** TASK ITEM **
Would you count the lines below that contain the string "Futebol" and reply with that number only?

** Records contained in a dataset **
#####

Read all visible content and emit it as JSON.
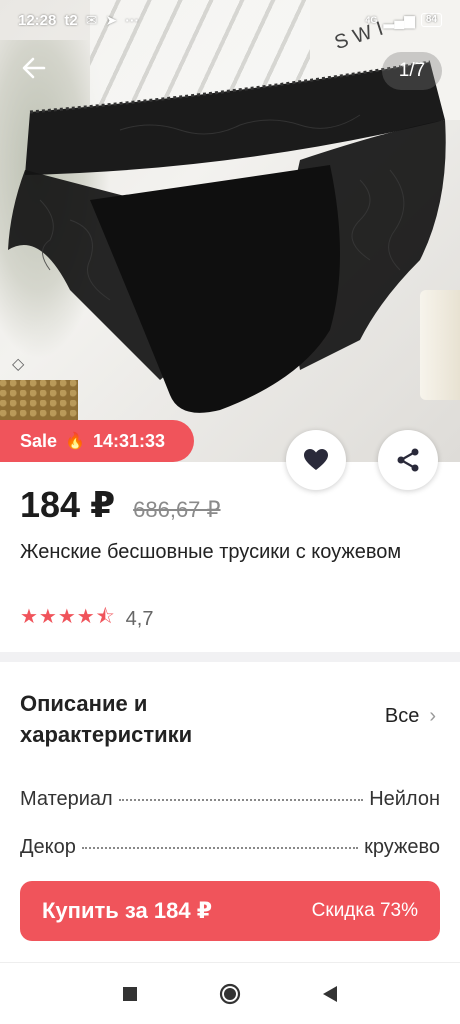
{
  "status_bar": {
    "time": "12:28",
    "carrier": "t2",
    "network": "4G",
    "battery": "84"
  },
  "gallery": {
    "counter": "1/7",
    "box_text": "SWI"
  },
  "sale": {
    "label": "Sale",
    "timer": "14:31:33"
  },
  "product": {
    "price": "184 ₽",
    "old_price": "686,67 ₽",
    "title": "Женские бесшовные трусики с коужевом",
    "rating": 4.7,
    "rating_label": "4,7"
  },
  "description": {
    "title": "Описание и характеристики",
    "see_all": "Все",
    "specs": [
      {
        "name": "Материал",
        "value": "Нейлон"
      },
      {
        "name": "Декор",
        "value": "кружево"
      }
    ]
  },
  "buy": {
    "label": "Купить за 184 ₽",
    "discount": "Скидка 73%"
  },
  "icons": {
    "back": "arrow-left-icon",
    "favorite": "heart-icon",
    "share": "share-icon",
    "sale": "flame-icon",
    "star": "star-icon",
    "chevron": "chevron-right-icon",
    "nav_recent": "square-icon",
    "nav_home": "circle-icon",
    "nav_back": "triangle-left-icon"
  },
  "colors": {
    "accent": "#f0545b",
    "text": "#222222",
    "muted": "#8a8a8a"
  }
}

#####

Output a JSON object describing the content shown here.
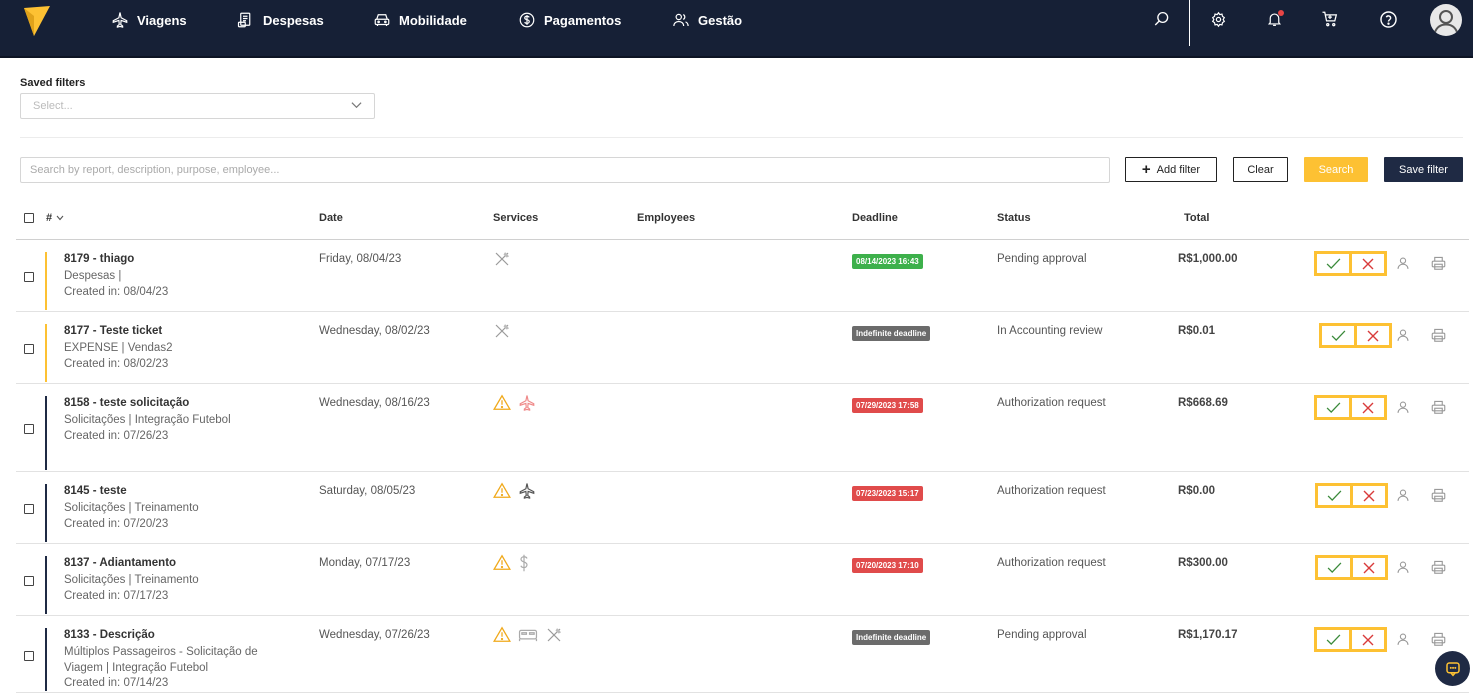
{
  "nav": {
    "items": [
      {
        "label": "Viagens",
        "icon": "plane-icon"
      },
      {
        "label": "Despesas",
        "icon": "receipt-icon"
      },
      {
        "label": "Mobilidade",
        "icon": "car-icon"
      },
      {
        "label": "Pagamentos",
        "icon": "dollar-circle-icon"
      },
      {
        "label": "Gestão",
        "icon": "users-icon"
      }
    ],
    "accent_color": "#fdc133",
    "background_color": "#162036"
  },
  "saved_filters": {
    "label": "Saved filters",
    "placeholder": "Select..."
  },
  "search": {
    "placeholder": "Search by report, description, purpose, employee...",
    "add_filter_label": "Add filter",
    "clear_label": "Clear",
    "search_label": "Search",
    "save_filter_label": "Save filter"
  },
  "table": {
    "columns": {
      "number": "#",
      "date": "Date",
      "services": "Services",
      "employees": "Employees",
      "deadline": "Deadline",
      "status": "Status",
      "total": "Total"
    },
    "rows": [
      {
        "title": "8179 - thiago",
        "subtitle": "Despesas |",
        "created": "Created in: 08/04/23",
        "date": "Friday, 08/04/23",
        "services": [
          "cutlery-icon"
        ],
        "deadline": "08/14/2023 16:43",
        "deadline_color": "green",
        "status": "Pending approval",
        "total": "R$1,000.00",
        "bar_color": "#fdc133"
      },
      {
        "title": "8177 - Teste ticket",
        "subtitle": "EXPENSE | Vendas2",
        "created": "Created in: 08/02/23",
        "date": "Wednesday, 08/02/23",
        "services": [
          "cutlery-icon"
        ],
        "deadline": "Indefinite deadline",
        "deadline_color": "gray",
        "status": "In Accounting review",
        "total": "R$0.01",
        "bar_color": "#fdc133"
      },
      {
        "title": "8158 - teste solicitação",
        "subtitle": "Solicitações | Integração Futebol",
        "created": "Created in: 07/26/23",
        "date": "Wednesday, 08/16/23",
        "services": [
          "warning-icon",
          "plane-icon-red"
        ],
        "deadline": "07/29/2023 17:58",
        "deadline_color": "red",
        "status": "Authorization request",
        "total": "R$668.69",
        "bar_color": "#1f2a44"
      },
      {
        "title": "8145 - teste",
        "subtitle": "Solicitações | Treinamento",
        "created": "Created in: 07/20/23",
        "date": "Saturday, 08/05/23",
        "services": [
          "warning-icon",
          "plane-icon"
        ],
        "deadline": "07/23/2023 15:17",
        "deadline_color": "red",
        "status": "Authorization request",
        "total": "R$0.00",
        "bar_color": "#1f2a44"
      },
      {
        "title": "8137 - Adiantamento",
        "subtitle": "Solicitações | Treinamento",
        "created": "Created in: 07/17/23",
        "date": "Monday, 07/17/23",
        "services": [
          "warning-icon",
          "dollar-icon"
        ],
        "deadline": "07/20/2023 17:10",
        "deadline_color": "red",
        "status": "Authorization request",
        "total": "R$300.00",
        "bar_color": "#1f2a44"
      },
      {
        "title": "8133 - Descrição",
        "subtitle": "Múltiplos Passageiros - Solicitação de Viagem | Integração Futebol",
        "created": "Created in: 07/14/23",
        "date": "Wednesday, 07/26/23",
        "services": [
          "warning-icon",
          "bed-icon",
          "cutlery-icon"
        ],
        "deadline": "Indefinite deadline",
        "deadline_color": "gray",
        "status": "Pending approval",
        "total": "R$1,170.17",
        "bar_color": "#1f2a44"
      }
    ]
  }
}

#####

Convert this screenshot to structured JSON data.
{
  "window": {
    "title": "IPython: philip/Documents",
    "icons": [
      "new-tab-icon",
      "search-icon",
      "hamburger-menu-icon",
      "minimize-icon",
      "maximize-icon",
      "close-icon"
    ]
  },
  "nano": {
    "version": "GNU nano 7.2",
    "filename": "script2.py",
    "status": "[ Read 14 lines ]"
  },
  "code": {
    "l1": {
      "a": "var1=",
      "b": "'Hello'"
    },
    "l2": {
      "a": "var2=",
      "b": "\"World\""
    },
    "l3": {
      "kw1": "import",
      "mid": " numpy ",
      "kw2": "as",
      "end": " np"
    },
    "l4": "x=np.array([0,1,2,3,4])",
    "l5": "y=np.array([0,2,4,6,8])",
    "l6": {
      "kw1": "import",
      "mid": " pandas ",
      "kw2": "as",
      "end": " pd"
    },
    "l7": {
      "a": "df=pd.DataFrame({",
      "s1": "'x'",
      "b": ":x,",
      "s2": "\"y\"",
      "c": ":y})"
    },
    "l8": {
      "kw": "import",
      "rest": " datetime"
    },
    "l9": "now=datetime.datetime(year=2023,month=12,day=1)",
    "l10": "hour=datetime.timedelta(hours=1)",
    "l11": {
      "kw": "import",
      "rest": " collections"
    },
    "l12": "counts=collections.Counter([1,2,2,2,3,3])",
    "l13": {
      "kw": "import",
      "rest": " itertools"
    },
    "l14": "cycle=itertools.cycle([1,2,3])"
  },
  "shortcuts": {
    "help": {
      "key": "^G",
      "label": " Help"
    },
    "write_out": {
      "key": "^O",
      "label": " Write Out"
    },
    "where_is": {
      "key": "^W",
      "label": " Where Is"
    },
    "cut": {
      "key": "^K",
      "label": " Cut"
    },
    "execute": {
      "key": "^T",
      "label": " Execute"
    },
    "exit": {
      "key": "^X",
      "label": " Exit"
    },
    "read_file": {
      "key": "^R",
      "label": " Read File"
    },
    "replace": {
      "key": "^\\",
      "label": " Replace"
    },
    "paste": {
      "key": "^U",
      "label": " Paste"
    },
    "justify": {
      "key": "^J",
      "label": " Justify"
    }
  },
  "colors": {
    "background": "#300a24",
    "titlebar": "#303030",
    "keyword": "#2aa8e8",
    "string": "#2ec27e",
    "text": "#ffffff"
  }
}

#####

** WRITTEN ANSWER **
2